[PROBLEM STATEMENT] The answer must repeat every record exactly, with all pictures omitted.

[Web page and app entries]
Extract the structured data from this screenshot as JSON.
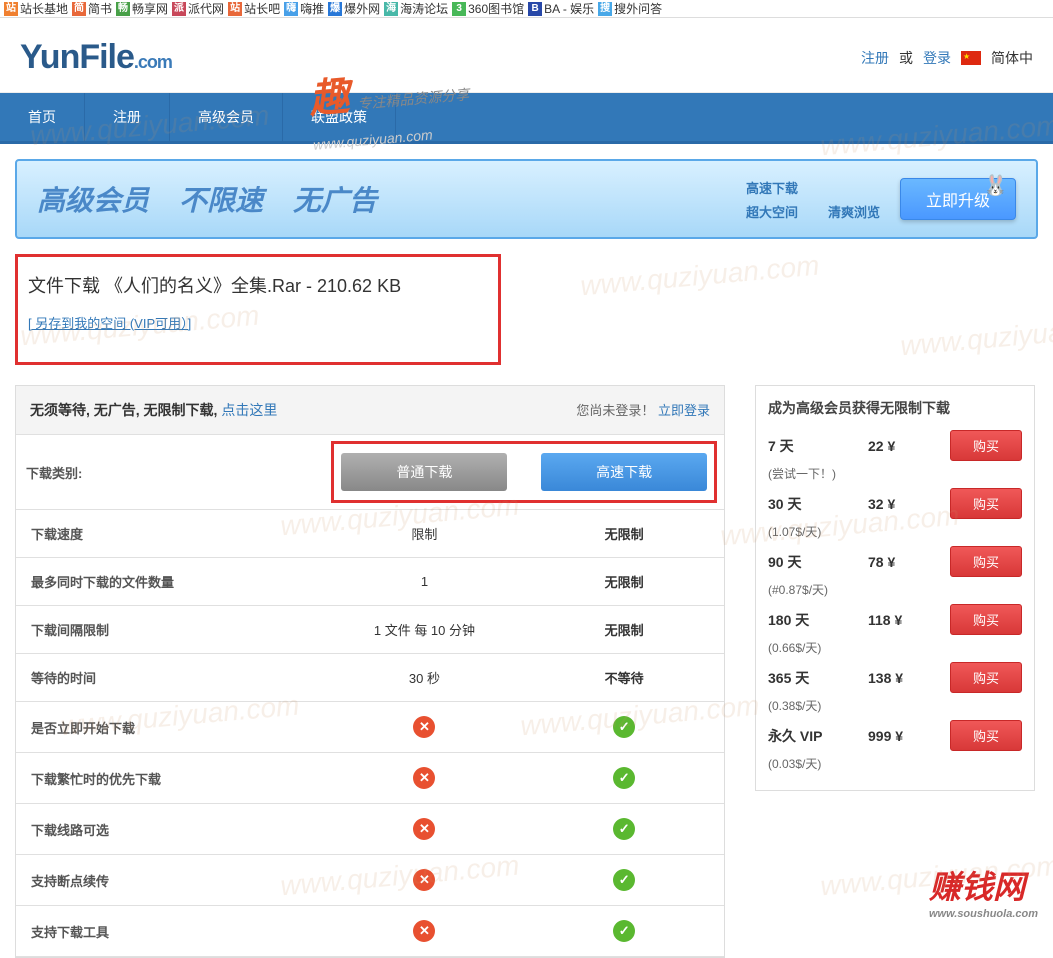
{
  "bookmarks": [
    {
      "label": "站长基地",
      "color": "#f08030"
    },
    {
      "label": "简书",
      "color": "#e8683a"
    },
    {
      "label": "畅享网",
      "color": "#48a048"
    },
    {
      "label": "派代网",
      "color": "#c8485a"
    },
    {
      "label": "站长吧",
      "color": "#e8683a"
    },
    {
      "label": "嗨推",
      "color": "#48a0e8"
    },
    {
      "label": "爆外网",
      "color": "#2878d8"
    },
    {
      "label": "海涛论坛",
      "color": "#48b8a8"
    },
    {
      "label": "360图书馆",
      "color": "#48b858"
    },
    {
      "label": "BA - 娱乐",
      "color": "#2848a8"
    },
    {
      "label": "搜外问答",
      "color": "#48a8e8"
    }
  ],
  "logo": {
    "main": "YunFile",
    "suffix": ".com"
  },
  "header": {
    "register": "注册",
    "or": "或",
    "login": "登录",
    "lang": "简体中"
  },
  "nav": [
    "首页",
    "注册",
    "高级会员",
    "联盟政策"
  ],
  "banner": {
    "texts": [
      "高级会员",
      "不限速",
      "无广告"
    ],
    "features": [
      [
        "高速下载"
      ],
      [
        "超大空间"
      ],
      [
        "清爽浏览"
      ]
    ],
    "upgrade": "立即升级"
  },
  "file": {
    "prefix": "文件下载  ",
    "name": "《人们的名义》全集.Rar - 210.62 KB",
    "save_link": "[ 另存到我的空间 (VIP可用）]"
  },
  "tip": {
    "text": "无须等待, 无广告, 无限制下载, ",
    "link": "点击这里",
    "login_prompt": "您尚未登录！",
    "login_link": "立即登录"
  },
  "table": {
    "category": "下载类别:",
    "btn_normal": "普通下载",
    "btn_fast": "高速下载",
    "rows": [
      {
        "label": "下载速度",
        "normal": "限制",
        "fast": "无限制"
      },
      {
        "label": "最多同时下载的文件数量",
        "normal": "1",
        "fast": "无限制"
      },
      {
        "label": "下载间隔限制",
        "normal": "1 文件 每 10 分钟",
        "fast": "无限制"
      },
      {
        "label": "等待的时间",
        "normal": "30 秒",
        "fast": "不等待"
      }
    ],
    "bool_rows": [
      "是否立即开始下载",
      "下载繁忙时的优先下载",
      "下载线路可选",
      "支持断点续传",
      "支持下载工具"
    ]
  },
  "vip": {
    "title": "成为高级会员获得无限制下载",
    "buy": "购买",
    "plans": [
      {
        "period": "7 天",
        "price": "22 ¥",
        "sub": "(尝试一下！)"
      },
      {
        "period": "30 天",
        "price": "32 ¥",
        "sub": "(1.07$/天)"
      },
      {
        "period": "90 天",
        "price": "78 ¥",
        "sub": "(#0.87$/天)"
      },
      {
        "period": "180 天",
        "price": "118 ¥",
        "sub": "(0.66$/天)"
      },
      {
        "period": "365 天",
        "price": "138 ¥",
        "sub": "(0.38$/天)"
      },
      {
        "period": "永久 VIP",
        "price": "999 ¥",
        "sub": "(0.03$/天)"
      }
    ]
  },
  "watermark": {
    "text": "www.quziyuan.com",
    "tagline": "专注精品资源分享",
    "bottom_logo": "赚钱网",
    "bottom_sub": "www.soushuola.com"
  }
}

[RESPONSE TO THE EXERCISE]
Extract the structured data from this screenshot as JSON.
{
  "bookmarks": [
    {
      "label": "站长基地",
      "color": "#f08030"
    },
    {
      "label": "简书",
      "color": "#e8683a"
    },
    {
      "label": "畅享网",
      "color": "#48a048"
    },
    {
      "label": "派代网",
      "color": "#c8485a"
    },
    {
      "label": "站长吧",
      "color": "#e8683a"
    },
    {
      "label": "嗨推",
      "color": "#48a0e8"
    },
    {
      "label": "爆外网",
      "color": "#2878d8"
    },
    {
      "label": "海涛论坛",
      "color": "#48b8a8"
    },
    {
      "label": "360图书馆",
      "color": "#48b858"
    },
    {
      "label": "BA - 娱乐",
      "color": "#2848a8"
    },
    {
      "label": "搜外问答",
      "color": "#48a8e8"
    }
  ],
  "logo": {
    "main": "YunFile",
    "suffix": ".com"
  },
  "header": {
    "register": "注册",
    "or": "或",
    "login": "登录",
    "lang": "简体中"
  },
  "nav": [
    "首页",
    "注册",
    "高级会员",
    "联盟政策"
  ],
  "banner": {
    "texts": [
      "高级会员",
      "不限速",
      "无广告"
    ],
    "features": [
      [
        "高速下载"
      ],
      [
        "超大空间"
      ],
      [
        "清爽浏览"
      ]
    ],
    "upgrade": "立即升级"
  },
  "file": {
    "prefix": "文件下载  ",
    "name": "《人们的名义》全集.Rar - 210.62 KB",
    "save_link": "[ 另存到我的空间 (VIP可用）]"
  },
  "tip": {
    "text": "无须等待, 无广告, 无限制下载, ",
    "link": "点击这里",
    "login_prompt": "您尚未登录！",
    "login_link": "立即登录"
  },
  "table": {
    "category": "下载类别:",
    "btn_normal": "普通下载",
    "btn_fast": "高速下载",
    "rows": [
      {
        "label": "下载速度",
        "normal": "限制",
        "fast": "无限制"
      },
      {
        "label": "最多同时下载的文件数量",
        "normal": "1",
        "fast": "无限制"
      },
      {
        "label": "下载间隔限制",
        "normal": "1 文件 每 10 分钟",
        "fast": "无限制"
      },
      {
        "label": "等待的时间",
        "normal": "30 秒",
        "fast": "不等待"
      }
    ],
    "bool_rows": [
      "是否立即开始下载",
      "下载繁忙时的优先下载",
      "下载线路可选",
      "支持断点续传",
      "支持下载工具"
    ]
  },
  "vip": {
    "title": "成为高级会员获得无限制下载",
    "buy": "购买",
    "plans": [
      {
        "period": "7 天",
        "price": "22 ¥",
        "sub": "(尝试一下！)"
      },
      {
        "period": "30 天",
        "price": "32 ¥",
        "sub": "(1.07$/天)"
      },
      {
        "period": "90 天",
        "price": "78 ¥",
        "sub": "(#0.87$/天)"
      },
      {
        "period": "180 天",
        "price": "118 ¥",
        "sub": "(0.66$/天)"
      },
      {
        "period": "365 天",
        "price": "138 ¥",
        "sub": "(0.38$/天)"
      },
      {
        "period": "永久 VIP",
        "price": "999 ¥",
        "sub": "(0.03$/天)"
      }
    ]
  },
  "watermark": {
    "text": "www.quziyuan.com",
    "tagline": "专注精品资源分享",
    "bottom_logo": "赚钱网",
    "bottom_sub": "www.soushuola.com"
  }
}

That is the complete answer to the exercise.